Data provided: Begin

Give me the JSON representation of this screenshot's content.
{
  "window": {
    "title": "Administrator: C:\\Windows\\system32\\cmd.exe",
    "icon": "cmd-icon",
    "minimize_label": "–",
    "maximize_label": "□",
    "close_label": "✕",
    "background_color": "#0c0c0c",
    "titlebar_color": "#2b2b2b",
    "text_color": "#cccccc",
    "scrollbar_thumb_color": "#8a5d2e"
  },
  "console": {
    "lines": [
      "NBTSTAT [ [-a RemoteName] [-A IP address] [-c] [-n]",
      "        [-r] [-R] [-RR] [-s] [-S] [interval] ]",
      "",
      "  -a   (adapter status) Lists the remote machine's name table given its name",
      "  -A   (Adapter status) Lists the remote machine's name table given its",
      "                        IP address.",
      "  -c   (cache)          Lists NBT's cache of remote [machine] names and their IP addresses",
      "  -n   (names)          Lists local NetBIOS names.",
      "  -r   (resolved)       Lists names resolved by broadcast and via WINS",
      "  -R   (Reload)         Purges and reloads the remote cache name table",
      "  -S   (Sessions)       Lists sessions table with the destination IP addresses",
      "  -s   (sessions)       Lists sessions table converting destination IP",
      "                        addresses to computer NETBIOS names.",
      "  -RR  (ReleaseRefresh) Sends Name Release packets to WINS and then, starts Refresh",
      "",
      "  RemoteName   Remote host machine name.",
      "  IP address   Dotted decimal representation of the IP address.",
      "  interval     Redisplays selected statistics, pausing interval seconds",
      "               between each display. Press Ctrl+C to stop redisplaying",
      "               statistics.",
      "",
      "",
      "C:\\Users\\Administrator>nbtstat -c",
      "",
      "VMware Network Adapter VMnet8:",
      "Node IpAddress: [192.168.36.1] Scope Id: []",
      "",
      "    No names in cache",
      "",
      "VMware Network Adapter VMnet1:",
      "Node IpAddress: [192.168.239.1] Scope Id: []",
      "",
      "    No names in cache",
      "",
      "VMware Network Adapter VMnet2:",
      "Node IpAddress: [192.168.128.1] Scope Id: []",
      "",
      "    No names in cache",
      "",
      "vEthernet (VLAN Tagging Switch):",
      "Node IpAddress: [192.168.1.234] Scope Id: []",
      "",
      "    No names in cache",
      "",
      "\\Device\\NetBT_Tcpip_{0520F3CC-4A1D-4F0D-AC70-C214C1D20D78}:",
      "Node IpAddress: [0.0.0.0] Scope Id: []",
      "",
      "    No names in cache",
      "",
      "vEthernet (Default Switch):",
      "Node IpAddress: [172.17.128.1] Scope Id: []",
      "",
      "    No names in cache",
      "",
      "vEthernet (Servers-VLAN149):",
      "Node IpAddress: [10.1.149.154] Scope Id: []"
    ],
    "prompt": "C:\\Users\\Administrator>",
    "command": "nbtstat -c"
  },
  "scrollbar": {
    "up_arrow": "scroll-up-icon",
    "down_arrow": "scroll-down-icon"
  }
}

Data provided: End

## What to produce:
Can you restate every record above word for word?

## Worked solution:
Give me the JSON representation of this screenshot's content.
{
  "window": {
    "title": "Administrator: C:\\Windows\\system32\\cmd.exe",
    "icon": "cmd-icon",
    "minimize_label": "–",
    "maximize_label": "□",
    "close_label": "✕",
    "background_color": "#0c0c0c",
    "titlebar_color": "#2b2b2b",
    "text_color": "#cccccc",
    "scrollbar_thumb_color": "#8a5d2e"
  },
  "console": {
    "lines": [
      "NBTSTAT [ [-a RemoteName] [-A IP address] [-c] [-n]",
      "        [-r] [-R] [-RR] [-s] [-S] [interval] ]",
      "",
      "  -a   (adapter status) Lists the remote machine's name table given its name",
      "  -A   (Adapter status) Lists the remote machine's name table given its",
      "                        IP address.",
      "  -c   (cache)          Lists NBT's cache of remote [machine] names and their IP addresses",
      "  -n   (names)          Lists local NetBIOS names.",
      "  -r   (resolved)       Lists names resolved by broadcast and via WINS",
      "  -R   (Reload)         Purges and reloads the remote cache name table",
      "  -S   (Sessions)       Lists sessions table with the destination IP addresses",
      "  -s   (sessions)       Lists sessions table converting destination IP",
      "                        addresses to computer NETBIOS names.",
      "  -RR  (ReleaseRefresh) Sends Name Release packets to WINS and then, starts Refresh",
      "",
      "  RemoteName   Remote host machine name.",
      "  IP address   Dotted decimal representation of the IP address.",
      "  interval     Redisplays selected statistics, pausing interval seconds",
      "               between each display. Press Ctrl+C to stop redisplaying",
      "               statistics.",
      "",
      "",
      "C:\\Users\\Administrator>nbtstat -c",
      "",
      "VMware Network Adapter VMnet8:",
      "Node IpAddress: [192.168.36.1] Scope Id: []",
      "",
      "    No names in cache",
      "",
      "VMware Network Adapter VMnet1:",
      "Node IpAddress: [192.168.239.1] Scope Id: []",
      "",
      "    No names in cache",
      "",
      "VMware Network Adapter VMnet2:",
      "Node IpAddress: [192.168.128.1] Scope Id: []",
      "",
      "    No names in cache",
      "",
      "vEthernet (VLAN Tagging Switch):",
      "Node IpAddress: [192.168.1.234] Scope Id: []",
      "",
      "    No names in cache",
      "",
      "\\Device\\NetBT_Tcpip_{0520F3CC-4A1D-4F0D-AC70-C214C1D20D78}:",
      "Node IpAddress: [0.0.0.0] Scope Id: []",
      "",
      "    No names in cache",
      "",
      "vEthernet (Default Switch):",
      "Node IpAddress: [172.17.128.1] Scope Id: []",
      "",
      "    No names in cache",
      "",
      "vEthernet (Servers-VLAN149):",
      "Node IpAddress: [10.1.149.154] Scope Id: []"
    ],
    "prompt": "C:\\Users\\Administrator>",
    "command": "nbtstat -c"
  },
  "scrollbar": {
    "up_arrow": "scroll-up-icon",
    "down_arrow": "scroll-down-icon"
  }
}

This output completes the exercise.